The "Golden Spike" (also known as "The Last Spike") is the ceremonial final spike driven by Leland Stanford to join the rails of the First Transcontinental Railroad across the United States connecting the Central Pacific and Union Pacific railroads on May 10, 1869, at 

Promontory Summit, Utah Territory.

BONUS:  The Transcontinental Railroad was cut right through the Sierra Nevada at a point named the Donner Pass. So why is it called the Donner Pass?  What happened to the Donner Party?  

Best (or Worst) of the West

Hollywood has made all of the following outlaws and entertainers famous or infamous depending on one's perception.  Some of these stories became part of the American folklore (see Dime Novels below).  Your assignment is to pick an outlaw or entertainer or area of your interest below, then answer the following questions.  Remember the good stories because you will be teaching!  If there is a Wild West outlaw that you are interested in researching that didn't make this list, like the Apache Kid, then just ask or email Mr. Streit and odds are it will be fine!  

Before the West

Lawmen turned Outlaws of the Wild West

Entertainers of the West

After the West
  • Bonnie & Clyde (Not the Wild West, but an amazing story I had to fit in somewhere)

Best (or Worst) of the West Questions:

  1. How does your outlaw or entertainer become so famous?  Give us the good stories!  
  2. What was their childhood like?  Why did they decide on a life of crime or entertainment?
  3. How does your outlaw/entertainer's story end?
  4. How is your outlaw connected to the Westward Expansion (Manifest Destiny), The Civil War, the Transcontinental Railroad, the Homestead Act, or Industrialization (Gilded Age)?  Explain at least one.
  5. Should your outlaw/entertainer be remembered as famous or infamous?  Why?

The End of Native American Uprisings

“I Will Fight No More, Forever”, Chief Joseph of the Nez Perce

Read p. 80-88 in your Reconstructing America mini-book and answer The End of Native American Uprising questions in your COMP books: 

  1. The movement West by Americans whether by false ideologies like Manifest Destiny, or the Gold Rush, or the Transcontinental Railroad, or the Homestead Act created what problems for Native Americans?
  2. What problems arose by Native Americans being forced to live together on reservations?
  3. What did the Plains Indians depend on to survive?  Why?
  4. What was General Sherman's "final solution" to the Indian problem?
  5. Why did the Native Americans call African Americans the "Buffalo Soldiers"?
  6. What was the result of the Battle of Little Big Horn?
  7. What was the result of Wounded Knee?
  8. Why did the Indian policeman kill Sitting Bull?
  9. What was the Ghost Dance Movement?  Why did this movement strike fear in the U.S. government?
  10. Can a modern, industrial country protect native peoples and the natural environment?

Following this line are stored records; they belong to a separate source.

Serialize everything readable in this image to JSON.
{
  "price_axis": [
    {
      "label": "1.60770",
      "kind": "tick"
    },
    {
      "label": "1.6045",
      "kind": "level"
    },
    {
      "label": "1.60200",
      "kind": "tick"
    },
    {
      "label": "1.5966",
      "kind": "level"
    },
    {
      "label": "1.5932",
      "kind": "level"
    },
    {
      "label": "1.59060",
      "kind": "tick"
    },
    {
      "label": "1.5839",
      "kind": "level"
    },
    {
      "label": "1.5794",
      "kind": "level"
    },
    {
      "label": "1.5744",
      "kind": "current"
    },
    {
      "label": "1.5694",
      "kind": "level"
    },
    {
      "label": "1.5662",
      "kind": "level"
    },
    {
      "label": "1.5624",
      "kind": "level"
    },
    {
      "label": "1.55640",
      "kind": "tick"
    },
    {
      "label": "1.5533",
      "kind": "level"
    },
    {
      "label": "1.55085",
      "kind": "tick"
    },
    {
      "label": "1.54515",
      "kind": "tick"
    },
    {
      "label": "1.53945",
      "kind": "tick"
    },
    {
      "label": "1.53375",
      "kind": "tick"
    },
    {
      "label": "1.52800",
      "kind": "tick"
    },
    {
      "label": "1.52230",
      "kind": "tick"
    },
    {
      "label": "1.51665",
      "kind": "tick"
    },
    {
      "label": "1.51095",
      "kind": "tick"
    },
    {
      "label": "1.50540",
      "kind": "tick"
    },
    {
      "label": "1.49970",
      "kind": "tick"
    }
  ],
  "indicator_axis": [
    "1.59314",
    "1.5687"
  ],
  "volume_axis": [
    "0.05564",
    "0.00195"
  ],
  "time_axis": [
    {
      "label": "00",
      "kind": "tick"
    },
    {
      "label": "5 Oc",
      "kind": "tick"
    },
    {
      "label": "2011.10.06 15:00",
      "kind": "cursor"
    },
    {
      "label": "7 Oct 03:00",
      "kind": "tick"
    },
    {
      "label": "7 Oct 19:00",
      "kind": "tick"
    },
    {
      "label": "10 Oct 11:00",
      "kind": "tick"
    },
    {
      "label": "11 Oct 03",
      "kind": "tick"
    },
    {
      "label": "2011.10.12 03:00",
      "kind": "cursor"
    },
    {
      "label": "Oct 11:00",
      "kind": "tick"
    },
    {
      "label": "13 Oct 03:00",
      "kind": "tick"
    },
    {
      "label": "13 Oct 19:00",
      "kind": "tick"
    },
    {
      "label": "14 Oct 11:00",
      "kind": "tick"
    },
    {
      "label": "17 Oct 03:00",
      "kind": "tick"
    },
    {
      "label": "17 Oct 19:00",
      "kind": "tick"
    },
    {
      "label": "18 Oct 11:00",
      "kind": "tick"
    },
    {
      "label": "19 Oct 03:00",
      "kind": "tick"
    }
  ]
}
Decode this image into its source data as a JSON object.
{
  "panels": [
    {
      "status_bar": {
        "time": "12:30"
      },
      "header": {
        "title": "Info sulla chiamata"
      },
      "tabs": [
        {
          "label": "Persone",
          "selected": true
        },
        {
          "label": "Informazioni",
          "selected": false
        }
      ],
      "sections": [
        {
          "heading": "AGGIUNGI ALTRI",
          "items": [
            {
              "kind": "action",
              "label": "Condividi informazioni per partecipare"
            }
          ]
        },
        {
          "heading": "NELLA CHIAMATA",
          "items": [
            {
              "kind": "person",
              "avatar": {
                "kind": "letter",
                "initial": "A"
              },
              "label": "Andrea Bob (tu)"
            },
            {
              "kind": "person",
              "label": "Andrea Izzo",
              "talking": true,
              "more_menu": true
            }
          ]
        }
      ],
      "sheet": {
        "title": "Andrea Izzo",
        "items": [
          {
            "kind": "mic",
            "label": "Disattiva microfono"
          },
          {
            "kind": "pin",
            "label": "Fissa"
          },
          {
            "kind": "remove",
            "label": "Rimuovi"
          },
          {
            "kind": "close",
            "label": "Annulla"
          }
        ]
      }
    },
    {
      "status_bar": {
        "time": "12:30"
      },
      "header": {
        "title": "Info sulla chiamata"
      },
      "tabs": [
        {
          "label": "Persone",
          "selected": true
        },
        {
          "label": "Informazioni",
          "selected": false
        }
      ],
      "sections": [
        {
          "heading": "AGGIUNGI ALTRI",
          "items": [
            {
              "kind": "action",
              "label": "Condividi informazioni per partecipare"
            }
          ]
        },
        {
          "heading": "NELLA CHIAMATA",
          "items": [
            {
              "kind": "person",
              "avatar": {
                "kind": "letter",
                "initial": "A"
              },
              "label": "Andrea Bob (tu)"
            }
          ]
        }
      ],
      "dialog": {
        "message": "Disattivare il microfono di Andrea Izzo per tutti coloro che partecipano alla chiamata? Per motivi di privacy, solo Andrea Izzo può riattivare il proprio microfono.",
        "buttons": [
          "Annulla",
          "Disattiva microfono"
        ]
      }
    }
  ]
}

Grattan Incident Gravesite

Tragedy of Wounded Knee 

The Real Question

The Real Question: So when does the U.S. government policy change from moving the Native American tribes to the west, then reservations, and to finally a policy of extinction?    

I suggest the policy starts (see gravesite image above)

 here:  Grattan Incident/Conquering Bear, but you will select from the list below.

HW:  The Real Question - Use the following links (select one) to answer The Real Question and decide for yourself, but you MUST decide and be prepared to discuss.  In other words, when in history does this policy of extinction (genocide) become official?:

American Indian Wars (During the 1600s)

The Minnesota Massacre, or Dakota War of 1862

Sand Creek Massacre

Treaty of Fort Laramie of1868 (Black Hills)

History Channel Videos: The Battle of Little Big Horn

Dawes Act (1887)

PBS: The West - General Philip Sheridan Total War Policy

Battle of Palo Duro Canyon

Teaching American History: The Ghost Dance Movement

US History: Wounded Knee Massacre

Transcontinental Railroad Meets the 

Native Americans Study Guide

  • Transcontinental Railroad
  • Barbed Wire
  • Mormons
  • Homestead Act
  • Battle of Little Bighorn
  • Promontory Point, Utah
  • Oklahoma Land Rush
  • Role of Women
  • Role of African Americans
  • Role of Chinese
  • Role of Irish
  • Massacre at Wounded Knee
  • Chief Joseph
  • Sitting Bull
  • Buffalo Soldiers
  • Sand Creek Massacre
  • Ghost Dance Movement